Barnby Dun provided us with safe haven for a few days whilst we sat out the worst of the heavy rain. It’s a nice little place, big enough to have a co-op and a chippy, but sadly no pub. We weren’t very happy not being able to cruise, but were actually quite grateful for the amount of rain as it would help fill some of the reservoirs struggling to keep the northern canals running over the summer.

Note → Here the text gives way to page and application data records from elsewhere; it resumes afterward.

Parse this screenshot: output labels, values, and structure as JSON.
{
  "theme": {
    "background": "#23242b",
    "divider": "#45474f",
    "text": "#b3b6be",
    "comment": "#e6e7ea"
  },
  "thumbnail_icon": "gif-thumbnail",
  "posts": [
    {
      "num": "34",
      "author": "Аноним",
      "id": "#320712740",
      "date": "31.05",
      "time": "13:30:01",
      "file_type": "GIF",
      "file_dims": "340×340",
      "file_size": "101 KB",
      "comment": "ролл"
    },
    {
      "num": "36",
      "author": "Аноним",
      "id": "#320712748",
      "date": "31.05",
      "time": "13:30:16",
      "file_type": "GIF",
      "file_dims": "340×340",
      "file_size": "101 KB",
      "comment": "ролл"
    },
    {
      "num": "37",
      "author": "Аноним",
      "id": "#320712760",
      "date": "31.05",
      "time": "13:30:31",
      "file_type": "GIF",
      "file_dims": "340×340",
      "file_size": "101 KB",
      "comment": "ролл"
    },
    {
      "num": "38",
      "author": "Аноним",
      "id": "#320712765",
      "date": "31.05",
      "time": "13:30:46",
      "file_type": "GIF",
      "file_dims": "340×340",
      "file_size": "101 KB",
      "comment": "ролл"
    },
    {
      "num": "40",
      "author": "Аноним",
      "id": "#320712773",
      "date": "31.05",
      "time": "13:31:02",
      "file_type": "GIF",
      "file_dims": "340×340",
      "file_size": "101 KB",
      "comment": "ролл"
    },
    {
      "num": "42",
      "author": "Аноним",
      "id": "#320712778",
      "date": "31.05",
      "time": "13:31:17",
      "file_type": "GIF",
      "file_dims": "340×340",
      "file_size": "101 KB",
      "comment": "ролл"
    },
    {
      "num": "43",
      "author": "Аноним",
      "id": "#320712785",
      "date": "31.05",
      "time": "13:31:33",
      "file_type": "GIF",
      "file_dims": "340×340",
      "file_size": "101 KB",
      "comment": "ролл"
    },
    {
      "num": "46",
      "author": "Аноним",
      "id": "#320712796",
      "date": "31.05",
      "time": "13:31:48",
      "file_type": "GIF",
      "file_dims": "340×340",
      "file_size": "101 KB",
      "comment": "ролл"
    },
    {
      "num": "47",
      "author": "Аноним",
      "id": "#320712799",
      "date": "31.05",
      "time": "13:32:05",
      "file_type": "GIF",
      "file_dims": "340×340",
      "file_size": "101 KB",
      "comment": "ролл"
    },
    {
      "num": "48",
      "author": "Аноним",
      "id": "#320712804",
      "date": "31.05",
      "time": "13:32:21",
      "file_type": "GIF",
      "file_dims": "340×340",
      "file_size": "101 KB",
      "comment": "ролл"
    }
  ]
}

I took great pleasure in our view, the cattle and their very young calves came calling every day on the opposite bank
Not all our visitors were cows as friends from Suffolk had tracked us down in an effort to find a rainy day activity whikst they were on holiday.
And the sheep in the next field were most interested in me when I went walking.
I wonder if they knew what I was thinking when I eyed them up. I was able to catch a train back into Sheffield to attend a huge fibre festival called the Wool Monty
Tempted though I was, I only bought a fraction of this treasure. Even so, Eric thought it wise that we should move on immediately in case I decided to go back for the second day of the fayre. About a mile north of Barnby Dun, the canal divides. Having travelled down the right hand side when we came south, this time we veered left
And onto the New junction canal heading towards Leeds and Goole.
And over the Don Aquaduct with its impressive guillotine flood gates.
It looks quite impressive from up here, but looking down onto the River itself showed a different side, as the gathering debris meets the pillars for the Aquaduct.
The New Junction Canal is a perfectly straight “modern” highway. It was built in 1905 to carry freight to and from North Yorkshire. We thought it would be a quick journey being only 5.5miles long and having only 1 lock but it actually has 5 swing/lift bridges and took us about 3 hours. I doubt it takes the Exol Pride oil tanker that long, but they have a team of lock keepers running ahead to operate the bridges. I had to leap out do the hard work myself.
We moored at the end of the New Junction whilst we debated left or right, looking back for as far as the eye could see, marvelling at how different canals can be.
And I just had to share this little brood that came to see us.